Britpop fascinated me while I lived through it, because I never quite belonged to it, yet somehow it filled the charts and radio playlists with guitar bands. Even as a teenager, I felt something about Britpop was a little too masculine, overly laddish, which wasn’t me at all. The entire scene, I’d later discover, was fueled by a coke-y confidence. Everyone from the bands playing the music to the journalists writing the reviews were snorting lines. It was snowing in the summer and the winter. What I also later realised was that Britpop wasn’t really British, it was English. The explosion of new bands unleashed in the wave of the initial impact didn’t really have much of a Scottish connection at all. Whenever Scotland is mentioned in the Britpop story, it’s always because of Oasis and where they were first discovered. But that didn’t alienate me at all. What I loved about Britpop, apart from how it led to a new era of guitar pop, was how it spanned every class from working to upper, all those people trying to outdo each other. It pulled bands that might not have been signed into prominence, giving me the likes of Placebo and Skunk Anansie. Britpop also felt omnipresent, for better or worse. It brought a new energy to all forms of media, including the publishing industry with all those bloke-y magazines. For goodness sake, (What’s The Story?) Morning Glory adverts appeared in football weeklies and dance monthlies. Then there were all the music shows that popped up on television. Who could forget The Priory or The Ozone? Quite a few of us, I suppose. YouTube, however, keeps it all alive. ’90s television has dated badly. Not content or the fashion, in particular, but the look of it. Cameras pre-HD look fuzzy and unfocused.

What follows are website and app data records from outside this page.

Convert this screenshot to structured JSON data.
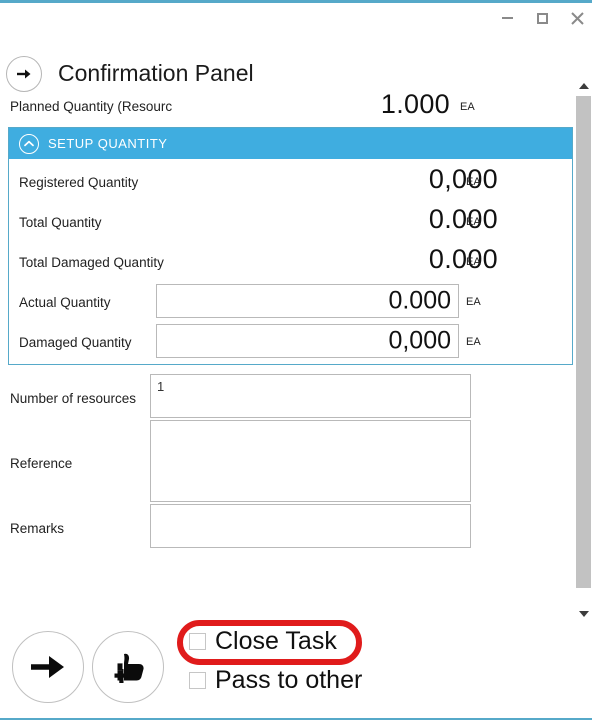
{
  "window": {
    "title": "Confirmation Panel",
    "accent_color": "#3fade0",
    "border_color": "#56a9c9",
    "controls": {
      "minimize_label": "Minimize",
      "maximize_label": "Maximize",
      "close_label": "Close"
    }
  },
  "header": {
    "back_icon": "arrow-right-circle-icon",
    "title": "Confirmation Panel"
  },
  "top_row": {
    "label": "Planned Quantity (Resourc",
    "value": "1.000",
    "unit": "EA"
  },
  "setup_panel": {
    "header_label": "SETUP QUANTITY",
    "collapse_icon": "chevron-up-circle-icon",
    "rows": [
      {
        "label": "Registered Quantity",
        "value": "0,000",
        "unit": "EA",
        "editable": false
      },
      {
        "label": "Total Quantity",
        "value": "0.000",
        "unit": "EA",
        "editable": false
      },
      {
        "label": "Total Damaged Quantity",
        "value": "0.000",
        "unit": "EA",
        "editable": false
      },
      {
        "label": "Actual Quantity",
        "value": "0.000",
        "unit": "EA",
        "editable": true
      },
      {
        "label": "Damaged Quantity",
        "value": "0,000",
        "unit": "EA",
        "editable": true
      }
    ]
  },
  "form": {
    "fields": [
      {
        "label": "Number of resources",
        "value": "1",
        "placeholder": ""
      },
      {
        "label": "Reference",
        "value": "",
        "placeholder": ""
      },
      {
        "label": "Remarks",
        "value": "",
        "placeholder": ""
      }
    ]
  },
  "actions": {
    "forward_button": {
      "icon": "arrow-right-icon",
      "label": "Forward"
    },
    "approve_button": {
      "icon": "thumbs-up-plus-icon",
      "label": "Approve"
    },
    "checkboxes": [
      {
        "label": "Close Task",
        "checked": false
      },
      {
        "label": "Pass to other",
        "checked": false
      }
    ]
  },
  "scrollbar": {
    "up_icon": "triangle-up-icon",
    "down_icon": "triangle-down-icon",
    "thumb_label": "Scroll thumb"
  },
  "annotation": {
    "shape": "rounded-rectangle",
    "color": "#e01b1b",
    "target": "Close Task"
  }
}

In amongst the crash and rumble of newness created by Britpop came Sleeper, who were possibly the most English band of the scene. Louise Wener, one of the coolest singer/songwriters to front a band ever, used her own accent and peppered her lyrics with references that anyone outside of (or unfamiliar with) the island would struggle to understand. Elastica, who were often pitted against Sleeper in reviews because both had a cool as fuck woman at the microphone, weren’t quite as ENGLISH, being far more English with a capital E. Some of my favourite bands of that era are fronted by women. Echobelly, Lush, Salad, and many others. But why Sleeper? What made them more vital n my life, ears, and heart? They made the smart pop music, of course. That’s always a way to appeal to me. Each song is a biting commentary on relationships and the suffocating world of domesticity. Their second album, The It Girl, is where the formula is perfected. I love Smart, their wonderful debut album, but it’s really a collection of songs from EPs. The It Girl is the moment everything fits together perfectly, mainly because Louise Wener had a particular gift of saying a lot without saying much. That’s a key to some of my favourite songwriters: they can evoke moments seemingly without effort, which is the mark of a brilliant writer, because it does take effort, it is hard work. The opening track (unless you bought the American edition), Lie Detector, immediately hits hard, putting out some of Louise’s strongest writing. She’s got green eyes and she’s lovely/Reminds me of the ‘it’ girl with her lips/Got an automatic license/Reads all Dostoyevsky’s household tips. An entire world in words. I loved it, I still do.
Sale of the Century, a song so good it became something you heard being hummed on the bus. The lyrics are bleak but witty, retelling the story of a relationship on the slide, culminating in a cut-glass vicious one-liner. You said I was cheap/You were the sale of the century. With the explosive music press always ready to turn, something the band must have been aware of, I sometimes recast this song as a statement on how good things can never last, so enjoy the good time while you can. A relationship with a person or the record industry, who knows? Like all Sleeper songs, there’s more to find if you look deeper. Glue Ears has the spirit of Blondie in it, which makes sense because Sleeper covered Atomic for the Trainspotting soundtrack. Then there’s Factor 41, which give in excruciating detail Louise’s bad encounters with worse men. I’m tired of being sycophantic/so get your knickers down. Even the headphones blush at that one. I could quote more, but really, the lyrics sheets for the entire album deserve to be framed and mounted on your best wall for people to read as they walk past. Musically, the entire band (Sleeper blokes, a reviewer jibe that stopped being funny long before the band wore the t-shirts to reclaim the insult), sound great, and would sound just as great without Louise. With her, they’re Sleeper, which is something to be proud of. No, The It Girl won’t be lauded like The Great Escape, A Different Class, or Morning Glory – but for me, it’s the equal of any of those albums. Probably better, actually.